Look through the data below, and copy each line that carries the word "skin".

▶ _Entries from a dataset of interfaces_
******************************

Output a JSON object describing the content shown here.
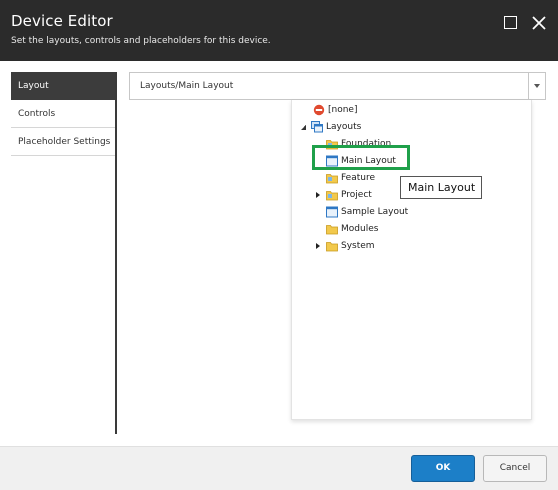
{
  "window": {
    "title": "Device Editor",
    "subtitle": "Set the layouts, controls and placeholders for this device.",
    "maximize_icon": "maximize-icon",
    "close_icon": "close-icon"
  },
  "tabs": [
    {
      "label": "Layout",
      "active": true
    },
    {
      "label": "Controls",
      "active": false
    },
    {
      "label": "Placeholder Settings",
      "active": false
    }
  ],
  "layout_select": {
    "value": "Layouts/Main Layout"
  },
  "tree": [
    {
      "label": "[none]",
      "icon": "none-icon",
      "expander": "none"
    },
    {
      "label": "Layouts",
      "icon": "layouts-icon",
      "expander": "expanded"
    },
    {
      "label": "Foundation",
      "icon": "folder-icon",
      "expander": "none"
    },
    {
      "label": "Main Layout",
      "icon": "layout-icon",
      "expander": "none"
    },
    {
      "label": "Feature",
      "icon": "folder-icon",
      "expander": "none"
    },
    {
      "label": "Project",
      "icon": "folder-icon",
      "expander": "collapsed"
    },
    {
      "label": "Sample Layout",
      "icon": "layout-icon",
      "expander": "none"
    },
    {
      "label": "Modules",
      "icon": "folder-icon",
      "expander": "none"
    },
    {
      "label": "System",
      "icon": "folder-icon",
      "expander": "collapsed"
    }
  ],
  "tooltip": {
    "text": "Main Layout"
  },
  "footer": {
    "ok_label": "OK",
    "cancel_label": "Cancel"
  },
  "colors": {
    "titlebar": "#2b2b2b",
    "active_tab": "#3c3c3c",
    "ok_button": "#1c7fc8",
    "highlight": "#1fa04a"
  }
}
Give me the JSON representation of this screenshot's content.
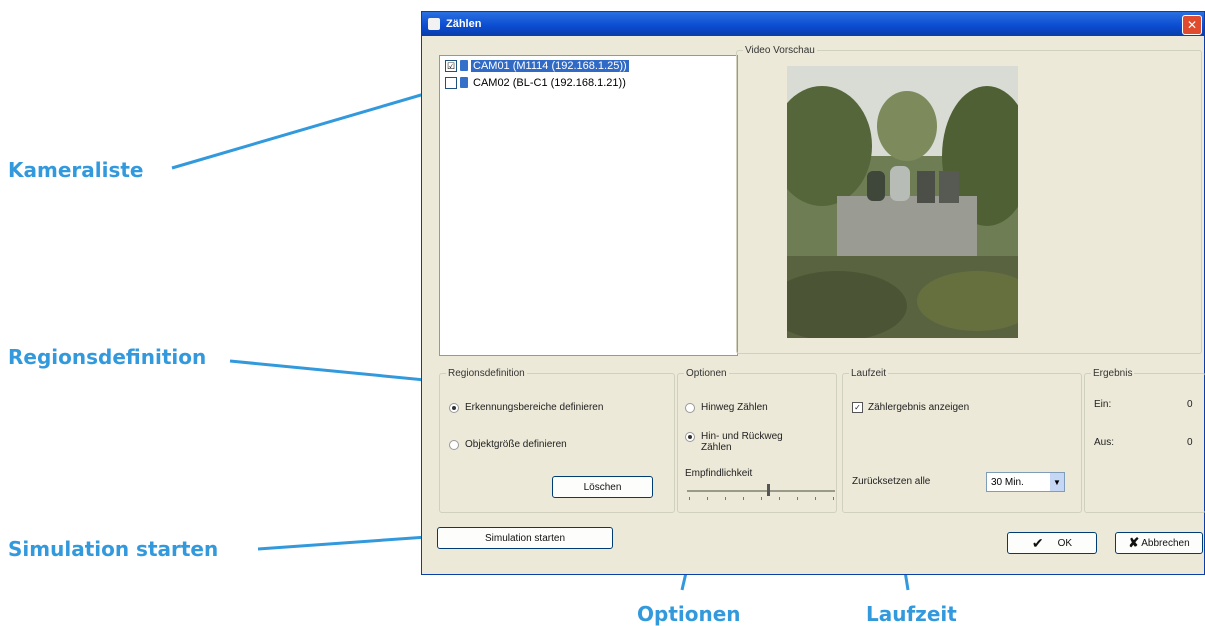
{
  "callouts": {
    "kameraliste": "Kameraliste",
    "regionsdefinition": "Regionsdefinition",
    "simulation": "Simulation starten",
    "optionen": "Optionen",
    "laufzeit": "Laufzeit"
  },
  "dialog": {
    "title": "Zählen",
    "cameras": [
      {
        "label": "CAM01 (M1114 (192.168.1.25))",
        "checked": "☑",
        "selected": true
      },
      {
        "label": "CAM02 (BL-C1 (192.168.1.21))",
        "checked": "",
        "selected": false
      }
    ],
    "preview_legend": "Video Vorschau",
    "regions": {
      "legend": "Regionsdefinition",
      "option1": "Erkennungsbereiche definieren",
      "option2": "Objektgröße definieren",
      "delete_button": "Löschen"
    },
    "options": {
      "legend": "Optionen",
      "option1": "Hinweg Zählen",
      "option2": "Hin- und Rückweg Zählen",
      "sensitivity_label": "Empfindlichkeit",
      "sensitivity_value": 0.55
    },
    "runtime": {
      "legend": "Laufzeit",
      "show_result": "Zählergebnis anzeigen",
      "reset_label": "Zurücksetzen alle",
      "reset_value": "30 Min."
    },
    "result": {
      "legend": "Ergebnis",
      "in_label": "Ein:",
      "in_value": "0",
      "out_label": "Aus:",
      "out_value": "0"
    },
    "simulate_button": "Simulation starten",
    "ok_button": "OK",
    "cancel_button": "Abbrechen"
  },
  "colors": {
    "callout": "#3399dd",
    "titlebar": "#0a4bd0"
  }
}
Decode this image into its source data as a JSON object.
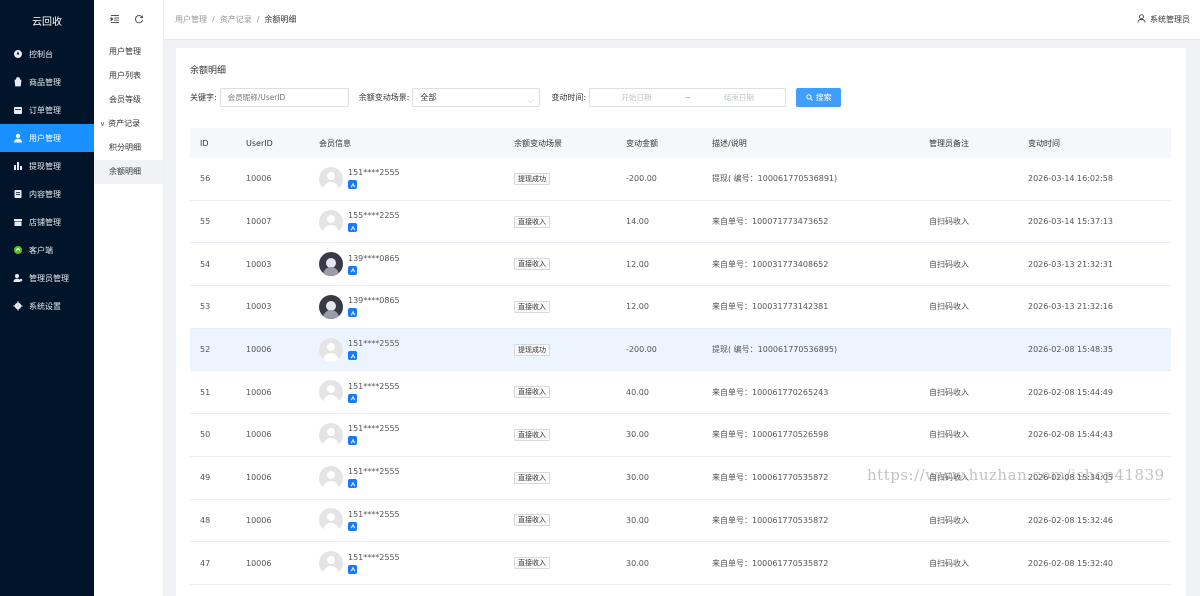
{
  "app": {
    "brand": "云回收"
  },
  "sidebar": {
    "items": [
      {
        "label": "控制台",
        "icon": "dashboard-icon"
      },
      {
        "label": "商品管理",
        "icon": "goods-icon"
      },
      {
        "label": "订单管理",
        "icon": "order-icon"
      },
      {
        "label": "用户管理",
        "icon": "user-icon",
        "active": true
      },
      {
        "label": "提现管理",
        "icon": "withdraw-icon"
      },
      {
        "label": "内容管理",
        "icon": "content-icon"
      },
      {
        "label": "店铺管理",
        "icon": "shop-icon"
      },
      {
        "label": "客户端",
        "icon": "client-icon"
      },
      {
        "label": "管理员管理",
        "icon": "admin-icon"
      },
      {
        "label": "系统设置",
        "icon": "settings-icon"
      }
    ]
  },
  "submenu": {
    "items": [
      {
        "label": "用户管理"
      },
      {
        "label": "用户列表"
      },
      {
        "label": "会员等级"
      },
      {
        "label": "资产记录",
        "group": true
      },
      {
        "label": "积分明细"
      },
      {
        "label": "余额明细",
        "active": true
      }
    ]
  },
  "header": {
    "breadcrumb": [
      "用户管理",
      "资产记录",
      "余额明细"
    ],
    "user": "系统管理员"
  },
  "card": {
    "title": "余额明细"
  },
  "filters": {
    "keyword_label": "关键字:",
    "keyword_placeholder": "会员昵称/UserID",
    "scene_label": "余额变动场景:",
    "scene_value": "全部",
    "time_label": "变动时间:",
    "start_placeholder": "开始日期",
    "range_sep": "~",
    "end_placeholder": "结束日期",
    "search_label": "搜索"
  },
  "table": {
    "headers": [
      "ID",
      "UserID",
      "会员信息",
      "余额变动场景",
      "变动金额",
      "描述/说明",
      "管理员备注",
      "变动时间"
    ],
    "rows": [
      {
        "id": "56",
        "uid": "10006",
        "phone": "151****2555",
        "photo": false,
        "scene": "提现成功",
        "amount": "-200.00",
        "desc": "提现( 编号：100061770536891)",
        "note": "",
        "time": "2026-03-14 16:02:58"
      },
      {
        "id": "55",
        "uid": "10007",
        "phone": "155****2255",
        "photo": false,
        "scene": "直接收入",
        "amount": "14.00",
        "desc": "来自单号：100071773473652",
        "note": "自扫码收入",
        "time": "2026-03-14 15:37:13"
      },
      {
        "id": "54",
        "uid": "10003",
        "phone": "139****0865",
        "photo": true,
        "scene": "直接收入",
        "amount": "12.00",
        "desc": "来自单号：100031773408652",
        "note": "自扫码收入",
        "time": "2026-03-13 21:32:31"
      },
      {
        "id": "53",
        "uid": "10003",
        "phone": "139****0865",
        "photo": true,
        "scene": "直接收入",
        "amount": "12.00",
        "desc": "来自单号：100031773142381",
        "note": "自扫码收入",
        "time": "2026-03-13 21:32:16"
      },
      {
        "id": "52",
        "uid": "10006",
        "phone": "151****2555",
        "photo": false,
        "scene": "提现成功",
        "amount": "-200.00",
        "desc": "提现( 编号：100061770536895)",
        "note": "",
        "time": "2026-02-08 15:48:35",
        "highlight": true
      },
      {
        "id": "51",
        "uid": "10006",
        "phone": "151****2555",
        "photo": false,
        "scene": "直接收入",
        "amount": "40.00",
        "desc": "来自单号：100061770265243",
        "note": "自扫码收入",
        "time": "2026-02-08 15:44:49"
      },
      {
        "id": "50",
        "uid": "10006",
        "phone": "151****2555",
        "photo": false,
        "scene": "直接收入",
        "amount": "30.00",
        "desc": "来自单号：100061770526598",
        "note": "自扫码收入",
        "time": "2026-02-08 15:44:43"
      },
      {
        "id": "49",
        "uid": "10006",
        "phone": "151****2555",
        "photo": false,
        "scene": "直接收入",
        "amount": "30.00",
        "desc": "来自单号：100061770535872",
        "note": "自扫码收入",
        "time": "2026-02-08 15:34:05"
      },
      {
        "id": "48",
        "uid": "10006",
        "phone": "151****2555",
        "photo": false,
        "scene": "直接收入",
        "amount": "30.00",
        "desc": "来自单号：100061770535872",
        "note": "自扫码收入",
        "time": "2026-02-08 15:32:46"
      },
      {
        "id": "47",
        "uid": "10006",
        "phone": "151****2555",
        "photo": false,
        "scene": "直接收入",
        "amount": "30.00",
        "desc": "来自单号：100061770535872",
        "note": "自扫码收入",
        "time": "2026-02-08 15:32:40"
      }
    ]
  },
  "watermark": "https://www.huzhan.com/ishop41839",
  "colors": {
    "sidebar_bg": "#001529",
    "active": "#1890ff",
    "button": "#409eff",
    "row_highlight": "#ecf5ff"
  }
}
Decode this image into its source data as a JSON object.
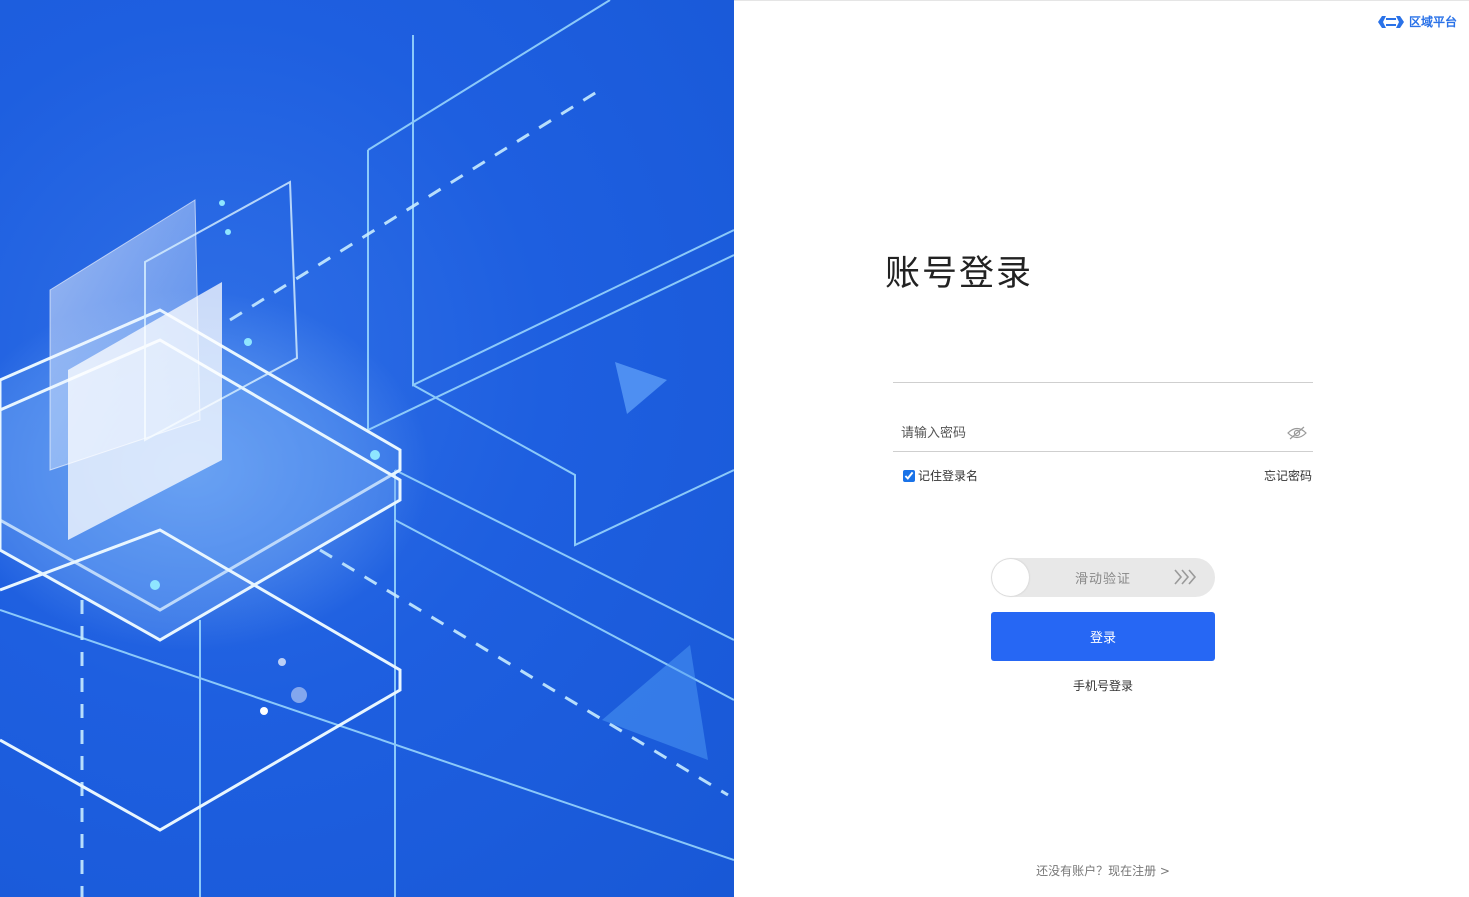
{
  "brand": {
    "name": "区域平台",
    "logo_icon": "brand-logo-icon",
    "color": "#2a72e8"
  },
  "login": {
    "title": "账号登录",
    "username": {
      "value": "",
      "placeholder": ""
    },
    "password": {
      "value": "",
      "placeholder": "请输入密码"
    },
    "remember_label": "记住登录名",
    "remember_checked": true,
    "forgot_label": "忘记密码",
    "slider_label": "滑动验证",
    "submit_label": "登录",
    "phone_login_label": "手机号登录",
    "register_prompt": "还没有账户？现在注册 >"
  },
  "colors": {
    "primary": "#2667f4",
    "hero_bg": "#1e5fe0"
  }
}
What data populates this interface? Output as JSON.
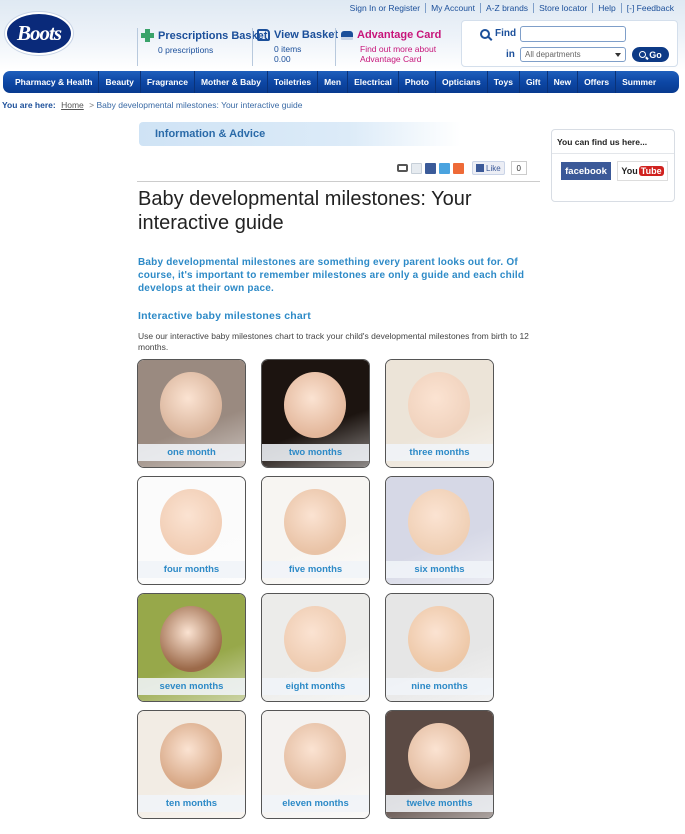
{
  "header": {
    "logo_text": "Boots",
    "top_links": [
      "Sign In or Register",
      "My Account",
      "A-Z brands",
      "Store locator",
      "Help",
      "[-] Feedback"
    ],
    "prescriptions": {
      "title": "Prescriptions Basket",
      "count": "0 prescriptions"
    },
    "basket": {
      "title": "View Basket",
      "items": "0 items",
      "total": "0.00"
    },
    "advantage": {
      "title": "Advantage Card",
      "line1": "Find out more about",
      "line2": "Advantage Card"
    },
    "search": {
      "find_label": "Find",
      "find_value": "",
      "in_label": "in",
      "department": "All departments",
      "go_label": "Go"
    }
  },
  "nav": {
    "items": [
      "Pharmacy & Health",
      "Beauty",
      "Fragrance",
      "Mother & Baby",
      "Toiletries",
      "Men",
      "Electrical",
      "Photo",
      "Opticians",
      "Toys",
      "Gift",
      "New",
      "Offers",
      "Summer"
    ]
  },
  "breadcrumb": {
    "prefix": "You are here:",
    "home": "Home",
    "separator": ">",
    "current": "Baby developmental milestones: Your interactive guide"
  },
  "section": {
    "title": "Information & Advice"
  },
  "share": {
    "icons": [
      "print-icon",
      "email-icon",
      "facebook-icon",
      "twitter-icon",
      "addthis-icon"
    ],
    "like_label": "Like",
    "like_count": "0"
  },
  "article": {
    "title": "Baby developmental milestones: Your interactive guide",
    "intro": "Baby developmental milestones are something every parent looks out for. Of course, it's important to remember milestones are only a guide and each child develops at their own pace.",
    "subheading": "Interactive baby milestones chart",
    "description": "Use our interactive baby milestones chart to track your child's developmental milestones from birth to 12 months."
  },
  "milestones": [
    {
      "label": "one month",
      "bg": "#9a8a80",
      "skin": "#d9b49b"
    },
    {
      "label": "two months",
      "bg": "#1c1410",
      "skin": "#e3b79b"
    },
    {
      "label": "three months",
      "bg": "#ece4d8",
      "skin": "#f0d2bd"
    },
    {
      "label": "four months",
      "bg": "#fbfbfb",
      "skin": "#f1cdb4"
    },
    {
      "label": "five months",
      "bg": "#f7f5f2",
      "skin": "#e9c3a6"
    },
    {
      "label": "six months",
      "bg": "#d6d8e6",
      "skin": "#efcfb4"
    },
    {
      "label": "seven months",
      "bg": "#97a84a",
      "skin": "#9c6a4a"
    },
    {
      "label": "eight months",
      "bg": "#ececea",
      "skin": "#eecbb0"
    },
    {
      "label": "nine months",
      "bg": "#e6e6e6",
      "skin": "#edc7a6"
    },
    {
      "label": "ten months",
      "bg": "#f2ece4",
      "skin": "#d7a785"
    },
    {
      "label": "eleven months",
      "bg": "#f4f2f0",
      "skin": "#e3bca0"
    },
    {
      "label": "twelve months",
      "bg": "#5b4a44",
      "skin": "#e3bca0"
    }
  ],
  "sidebar": {
    "heading": "You can find us here...",
    "facebook": "facebook",
    "youtube_you": "You",
    "youtube_tube": "Tube"
  }
}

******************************

▶ _SOLUTION_
      "skin": "#d9b49b"
      "skin": "#e3b79b"
      "skin": "#f0d2bd"
      "skin": "#f1cdb4"
      "skin": "#e9c3a6"
      "skin": "#efcfb4"
      "skin": "#9c6a4a"
      "skin": "#eecbb0"
      "skin": "#edc7a6"
      "skin": "#d7a785"
      "skin": "#e3bca0"
      "skin": "#e3bca0"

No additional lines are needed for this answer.